Transcript:Lee S. Schwartzberg, MD: What kind of risk factors do we see for CINV, Becky?
Rebecca Clark-Snow, RN, BSN, OCN: So, we’ve identified several risk factors. There are patient-related risk factors and then there are treatment-related risk factors. For those patient-related risk factors, younger people, especially younger women, are more susceptible to having difficulty controlling CINV. Young women with breast cancer, in particular, definitely have more of a problem with not receiving adequate treatment. Motion sickness is also part of a history that we take with patients. And those patients who have a history of a high alcohol intake surprisingly have less of a risk of having emesis. Having said that, we still need to treat those patients with the most appropriate antiemetics, as well.
As far as treatment-related risk factors, definitely it includes those drugs that are likely to cause a good deal of nausea and vomiting, those highly emetogenic agents, as well as the moderately emetogenic agents. So, we do tend to look at antiemetic regimens, primarily based on the treatment-related factors. But we also need to look at patient-related factors, as well, and combine all of those.
Lee S. Schwartzberg, MD: Thinking about these different categories, Charles, can you tell us a little bit about which drugs that we commonly use that fall into the highly emetogenic category and which fall into the moderately emetogenic category?
Charles L. Loprinzi, MD: Yes, let me back up a little bit in terms of the risk factors. Morning sickness also fits in that category for some patients. And I have a hypothesis. It’s never been shown, but I suspect that if you get sickness from anesthesia, anesthesia-related nausea and vomiting, you’re probably going to get sickness from these agents. It’s mostly how you respond to toxins. The only time I had general anesthesia, I threw up for 12 hours. And I’ve never had chemotherapy, but I suspect I’m going to have a rough time. And I have motion sickness, too.
The other thing that I found interesting is alcoholics seem to have less nausea and vomiting. This came out in about 1982—and I know because in ’81 or ’82, I was a resident—in a New England Journal letter to the editor. And they actually hypothesized that the reason was because they thought the alcoholics had burned out their emetogenic center. I have a different hypothesis. I would never become an alcoholic because I can’t have more than a drink or two of wine before I get sickness from that hangover in the middle of the night. And so, I’m sensitive to that thing. I think that people who are sensitive will never become chronic alcoholics. That might be the rationale for it, but it’s never been proven.
In terms of highly emetogenic chemotherapy, the one we think about most is cisplatin, more than carboplatin. Carboplatin fits in the moderately emetogenic category. And more data recently show that it causes a little bit more nausea and vomiting than we like, even with our moderately emetogenic regimens that we give.

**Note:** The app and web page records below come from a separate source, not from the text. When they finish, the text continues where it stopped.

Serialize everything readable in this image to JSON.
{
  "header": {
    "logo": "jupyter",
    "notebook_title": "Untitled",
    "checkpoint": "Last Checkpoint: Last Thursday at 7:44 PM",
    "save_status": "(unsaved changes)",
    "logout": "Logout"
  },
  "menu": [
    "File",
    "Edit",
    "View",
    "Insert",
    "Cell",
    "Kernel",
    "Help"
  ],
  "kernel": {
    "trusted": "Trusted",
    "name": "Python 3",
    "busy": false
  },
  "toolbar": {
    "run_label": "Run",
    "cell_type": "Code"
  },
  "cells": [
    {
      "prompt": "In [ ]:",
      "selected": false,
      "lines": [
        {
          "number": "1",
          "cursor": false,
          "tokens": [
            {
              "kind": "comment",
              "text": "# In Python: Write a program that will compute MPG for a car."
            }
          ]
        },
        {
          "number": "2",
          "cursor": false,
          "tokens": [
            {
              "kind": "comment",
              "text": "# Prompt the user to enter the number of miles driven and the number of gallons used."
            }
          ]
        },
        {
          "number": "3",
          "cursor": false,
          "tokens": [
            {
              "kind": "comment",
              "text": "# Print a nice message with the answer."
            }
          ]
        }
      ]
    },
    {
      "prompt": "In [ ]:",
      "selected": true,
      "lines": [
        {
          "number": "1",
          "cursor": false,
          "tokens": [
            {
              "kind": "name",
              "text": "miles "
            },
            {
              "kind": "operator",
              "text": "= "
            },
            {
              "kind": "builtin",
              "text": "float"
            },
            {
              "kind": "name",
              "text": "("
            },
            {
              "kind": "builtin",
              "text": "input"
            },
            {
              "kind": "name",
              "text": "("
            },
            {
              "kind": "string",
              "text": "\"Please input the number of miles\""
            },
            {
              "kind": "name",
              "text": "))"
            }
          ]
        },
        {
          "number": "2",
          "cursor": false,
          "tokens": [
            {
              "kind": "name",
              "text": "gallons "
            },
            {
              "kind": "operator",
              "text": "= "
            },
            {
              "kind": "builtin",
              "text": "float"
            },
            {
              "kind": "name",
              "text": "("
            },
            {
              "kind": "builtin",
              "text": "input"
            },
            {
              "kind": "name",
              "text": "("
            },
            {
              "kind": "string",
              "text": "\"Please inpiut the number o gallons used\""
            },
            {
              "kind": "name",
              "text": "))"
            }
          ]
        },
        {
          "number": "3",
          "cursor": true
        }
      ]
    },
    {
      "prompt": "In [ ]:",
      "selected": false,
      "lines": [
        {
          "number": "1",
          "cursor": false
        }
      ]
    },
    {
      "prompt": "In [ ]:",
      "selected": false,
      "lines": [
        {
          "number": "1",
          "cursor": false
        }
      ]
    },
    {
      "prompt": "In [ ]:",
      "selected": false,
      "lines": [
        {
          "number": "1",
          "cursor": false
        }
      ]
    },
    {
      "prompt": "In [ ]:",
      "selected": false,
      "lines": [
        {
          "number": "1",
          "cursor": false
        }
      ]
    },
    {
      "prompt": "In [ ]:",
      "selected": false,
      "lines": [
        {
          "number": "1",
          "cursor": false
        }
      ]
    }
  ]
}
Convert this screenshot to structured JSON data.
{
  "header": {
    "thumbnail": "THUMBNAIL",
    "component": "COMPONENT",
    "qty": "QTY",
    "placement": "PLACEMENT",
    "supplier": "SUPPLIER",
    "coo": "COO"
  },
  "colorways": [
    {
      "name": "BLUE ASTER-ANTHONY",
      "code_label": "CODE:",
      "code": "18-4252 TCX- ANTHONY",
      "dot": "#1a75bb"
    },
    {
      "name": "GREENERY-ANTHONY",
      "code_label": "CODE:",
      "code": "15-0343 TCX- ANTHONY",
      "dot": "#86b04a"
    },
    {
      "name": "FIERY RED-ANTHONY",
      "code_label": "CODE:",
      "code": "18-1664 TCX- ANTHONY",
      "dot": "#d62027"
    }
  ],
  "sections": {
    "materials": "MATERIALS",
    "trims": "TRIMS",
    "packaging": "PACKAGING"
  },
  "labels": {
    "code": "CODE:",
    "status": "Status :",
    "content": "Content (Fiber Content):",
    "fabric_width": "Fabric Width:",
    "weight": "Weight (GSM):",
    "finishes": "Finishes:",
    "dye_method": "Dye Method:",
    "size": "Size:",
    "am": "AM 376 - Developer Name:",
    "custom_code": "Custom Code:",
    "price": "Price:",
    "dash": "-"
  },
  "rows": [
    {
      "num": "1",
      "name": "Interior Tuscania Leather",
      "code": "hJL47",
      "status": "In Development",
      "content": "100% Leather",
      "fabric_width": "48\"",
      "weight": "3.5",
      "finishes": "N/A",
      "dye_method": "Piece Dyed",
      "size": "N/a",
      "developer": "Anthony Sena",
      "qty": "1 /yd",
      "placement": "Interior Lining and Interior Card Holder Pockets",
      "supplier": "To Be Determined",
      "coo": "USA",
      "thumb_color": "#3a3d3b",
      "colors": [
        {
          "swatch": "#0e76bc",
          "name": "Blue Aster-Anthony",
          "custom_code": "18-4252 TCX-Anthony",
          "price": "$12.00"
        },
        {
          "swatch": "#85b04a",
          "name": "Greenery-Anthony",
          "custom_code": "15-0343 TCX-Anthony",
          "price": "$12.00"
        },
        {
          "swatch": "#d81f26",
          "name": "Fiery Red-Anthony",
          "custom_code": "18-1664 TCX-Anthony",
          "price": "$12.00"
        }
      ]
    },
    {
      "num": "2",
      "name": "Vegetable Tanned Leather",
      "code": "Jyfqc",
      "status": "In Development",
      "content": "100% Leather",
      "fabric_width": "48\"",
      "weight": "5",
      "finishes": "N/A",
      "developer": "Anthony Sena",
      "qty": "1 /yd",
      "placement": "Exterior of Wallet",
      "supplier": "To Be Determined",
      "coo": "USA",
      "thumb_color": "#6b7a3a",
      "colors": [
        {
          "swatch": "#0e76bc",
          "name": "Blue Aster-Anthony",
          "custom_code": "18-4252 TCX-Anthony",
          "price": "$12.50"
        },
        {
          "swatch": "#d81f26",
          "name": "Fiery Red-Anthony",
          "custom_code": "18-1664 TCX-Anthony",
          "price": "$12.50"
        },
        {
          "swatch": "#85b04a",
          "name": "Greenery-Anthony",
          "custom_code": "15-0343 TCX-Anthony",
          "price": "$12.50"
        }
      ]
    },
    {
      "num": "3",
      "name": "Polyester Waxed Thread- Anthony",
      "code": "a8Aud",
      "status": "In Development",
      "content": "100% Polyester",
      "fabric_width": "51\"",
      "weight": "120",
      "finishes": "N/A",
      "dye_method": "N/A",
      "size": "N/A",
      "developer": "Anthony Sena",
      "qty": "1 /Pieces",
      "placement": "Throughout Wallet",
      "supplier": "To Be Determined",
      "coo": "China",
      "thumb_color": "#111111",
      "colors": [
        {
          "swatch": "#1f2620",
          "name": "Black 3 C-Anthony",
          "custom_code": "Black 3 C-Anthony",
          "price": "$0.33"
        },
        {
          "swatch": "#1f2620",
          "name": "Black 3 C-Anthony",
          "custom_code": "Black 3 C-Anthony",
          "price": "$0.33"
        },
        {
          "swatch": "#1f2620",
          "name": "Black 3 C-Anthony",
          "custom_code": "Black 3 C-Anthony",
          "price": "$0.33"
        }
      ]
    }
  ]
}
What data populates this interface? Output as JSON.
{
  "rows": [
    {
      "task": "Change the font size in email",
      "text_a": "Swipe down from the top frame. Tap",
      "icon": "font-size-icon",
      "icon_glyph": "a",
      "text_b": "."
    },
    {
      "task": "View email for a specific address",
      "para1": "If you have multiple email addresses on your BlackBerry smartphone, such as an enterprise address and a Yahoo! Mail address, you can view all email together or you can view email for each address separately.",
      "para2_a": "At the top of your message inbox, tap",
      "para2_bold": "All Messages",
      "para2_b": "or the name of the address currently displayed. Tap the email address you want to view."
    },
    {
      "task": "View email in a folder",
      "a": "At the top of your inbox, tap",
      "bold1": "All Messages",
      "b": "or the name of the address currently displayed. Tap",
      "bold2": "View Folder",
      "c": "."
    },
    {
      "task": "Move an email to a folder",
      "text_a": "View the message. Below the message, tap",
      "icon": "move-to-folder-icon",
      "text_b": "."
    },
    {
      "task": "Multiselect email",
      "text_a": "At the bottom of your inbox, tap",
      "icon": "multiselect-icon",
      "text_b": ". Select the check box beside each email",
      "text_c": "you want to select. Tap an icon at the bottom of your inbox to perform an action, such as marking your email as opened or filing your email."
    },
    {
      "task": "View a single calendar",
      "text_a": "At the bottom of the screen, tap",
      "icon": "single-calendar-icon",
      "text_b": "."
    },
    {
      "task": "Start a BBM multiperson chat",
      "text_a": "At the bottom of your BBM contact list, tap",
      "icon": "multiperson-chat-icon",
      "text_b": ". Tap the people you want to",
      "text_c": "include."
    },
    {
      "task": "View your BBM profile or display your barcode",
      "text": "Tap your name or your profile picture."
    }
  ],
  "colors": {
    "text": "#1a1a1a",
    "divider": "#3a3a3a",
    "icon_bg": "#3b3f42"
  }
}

And then AC is an interesting group—adriamycin and cyclophosphamide. For a long time, that was considered moderately emetogenic. But it really is highly emetogenic because it’s used in young women with breast cancer oftentimes, and it does cause a lot of trouble. And for a while, some in the guideline committee said, “Well, let’s move it to the highly emetogenic.” Another committee said, “No, we called it moderately emetogenic. But for our highly emetogenic and the AC moderately-emetogenic agents, we’re going to treat with this.” But, I think it really is highly emetogenic.
Lee S. Schwartzberg, MD: And it’s really the one category where we have two drugs together as opposed to just listing them by individual drugs—because of that interaction, as you said. What other drugs are in the moderately emetogenic?
Eric Roeland, MD: So, just backing up a bit. Highly emetogenic is defined as greater than a 90% risk. And then moderately emetogenic is 30% to 90%, which is so broad. And those of us interested in the topic sit down and debate these things. But I think that’s a real area that we need to think about further and research. The other personal risk factor that I consider, and I’m seeing more and more in my practice, is just anxiety. For these patients that tend to be really anxious and are worried about nausea and vomiting, it almost becomes a self-fulfilling prophesy that they’re going to have that bad experience. I think that’s something that I’m pressed to think about. I describe them as my “nervous Nellies.” I know how they’re going to do, and I’m usually more aggressive about how I treat them.
Lee S. Schwartzberg, MD: And you might use different categories of drugs to treat anxiety, which is an overlay, in a sense, over the physiology.
Eric Roeland, MD: Yes. And then to Jim’s point about anticipatory nausea, everyone has these war stories about patients who just have this conditioned response, and it can actually be really disturbing, from a smell to driving by the cancer center. One of my favorite stories is one of my bosses is a breast oncologist, and she saw one of her patients in the supermarket. And just looking at her face, she vomited right there in the supermarket, which she doesn’t take personally; it’s just so conditioned. It’s really amazing that you’re so hardwired to have such a bad experience.
Transcript Edited for Clarity